Preventing Female Dropouts Is Focus of New 11-State Program
Eleven states have been selected by the National Association of State Boards of Education to form the nucleus of a program designed to focus greater attention on the needs of young girls who are at risk of dropping out of school.
Each of the participating states will send a three-person team of officials to nasbe's Dec. 7-9 conference on the issue, at which possible state strategies for helping at-risk girls will be planned.
The conference is being funded by a grant from the Women's Educational Equity Act.
The states selected for funding--Georgia, Kansas, Maryland, Massachusetts, Minnesota, Missouri, Oklahoma, Oregon, Pennsylvania, Utah, and Wyoming--will be joined by several other states, which are sending delegates at their own expense.

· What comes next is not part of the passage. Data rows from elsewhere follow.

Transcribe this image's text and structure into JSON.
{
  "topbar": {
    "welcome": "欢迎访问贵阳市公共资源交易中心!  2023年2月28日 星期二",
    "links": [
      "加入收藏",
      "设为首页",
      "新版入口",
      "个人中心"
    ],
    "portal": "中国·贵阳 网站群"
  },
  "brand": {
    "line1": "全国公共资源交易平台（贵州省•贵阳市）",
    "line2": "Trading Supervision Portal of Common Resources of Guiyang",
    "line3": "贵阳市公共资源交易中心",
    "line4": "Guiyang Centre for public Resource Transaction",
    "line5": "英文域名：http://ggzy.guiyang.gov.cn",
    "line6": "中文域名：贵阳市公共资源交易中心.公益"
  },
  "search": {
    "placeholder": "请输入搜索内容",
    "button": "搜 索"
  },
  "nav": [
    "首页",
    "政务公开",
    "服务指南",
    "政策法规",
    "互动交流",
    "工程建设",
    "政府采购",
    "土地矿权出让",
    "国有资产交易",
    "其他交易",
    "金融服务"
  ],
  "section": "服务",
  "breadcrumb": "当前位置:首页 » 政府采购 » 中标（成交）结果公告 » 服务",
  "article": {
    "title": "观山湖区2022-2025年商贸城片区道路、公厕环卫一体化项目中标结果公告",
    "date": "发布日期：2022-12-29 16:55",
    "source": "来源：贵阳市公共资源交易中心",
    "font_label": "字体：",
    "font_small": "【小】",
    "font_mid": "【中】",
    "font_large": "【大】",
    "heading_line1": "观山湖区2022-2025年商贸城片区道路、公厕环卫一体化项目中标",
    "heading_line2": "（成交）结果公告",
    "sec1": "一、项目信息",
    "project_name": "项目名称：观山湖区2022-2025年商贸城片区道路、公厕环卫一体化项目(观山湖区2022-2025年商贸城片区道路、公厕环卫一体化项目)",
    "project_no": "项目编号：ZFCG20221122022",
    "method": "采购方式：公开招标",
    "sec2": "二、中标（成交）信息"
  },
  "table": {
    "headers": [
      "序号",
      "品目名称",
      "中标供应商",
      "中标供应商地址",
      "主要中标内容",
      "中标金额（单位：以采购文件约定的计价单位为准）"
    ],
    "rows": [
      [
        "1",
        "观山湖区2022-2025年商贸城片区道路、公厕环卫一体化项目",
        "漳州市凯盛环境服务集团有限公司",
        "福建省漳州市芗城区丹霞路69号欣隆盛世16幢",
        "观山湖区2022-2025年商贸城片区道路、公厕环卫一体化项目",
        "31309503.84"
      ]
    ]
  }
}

Gene Wilhoit, nasbe's executive director, said in a statement that the interest expressed in the project "says something about states' commitment to students in general who may be in danger of dropping out, and more particularly to female students, who are little studied and poorly served."
In the 1987 report, "Female Dropouts: A New Perspective," Janice Earle, a nasbe project director, revealed that girls drop out of school at approximately the same rate as boys and for many of the same reasons.
The report dispelled the common misconception that pregnancy is the most frequent reason girls decide to leave school. It showed that only 40 percent of female dropouts leave because of pregnancy.
Teenage-pregnancy prevention will, however, be among the issues studied at the December conference. Others will include the link between academic-achievement levels and dropping out, collaboration between agencies serving at-risk females, and ways to address the needs of parenting students.
Nasbe officials said that as participating states begin planning their own initiatives, the association will provide follow-up technical assistance and other aid in policy shaping and program development.--jw
Vol. 08, Issue 05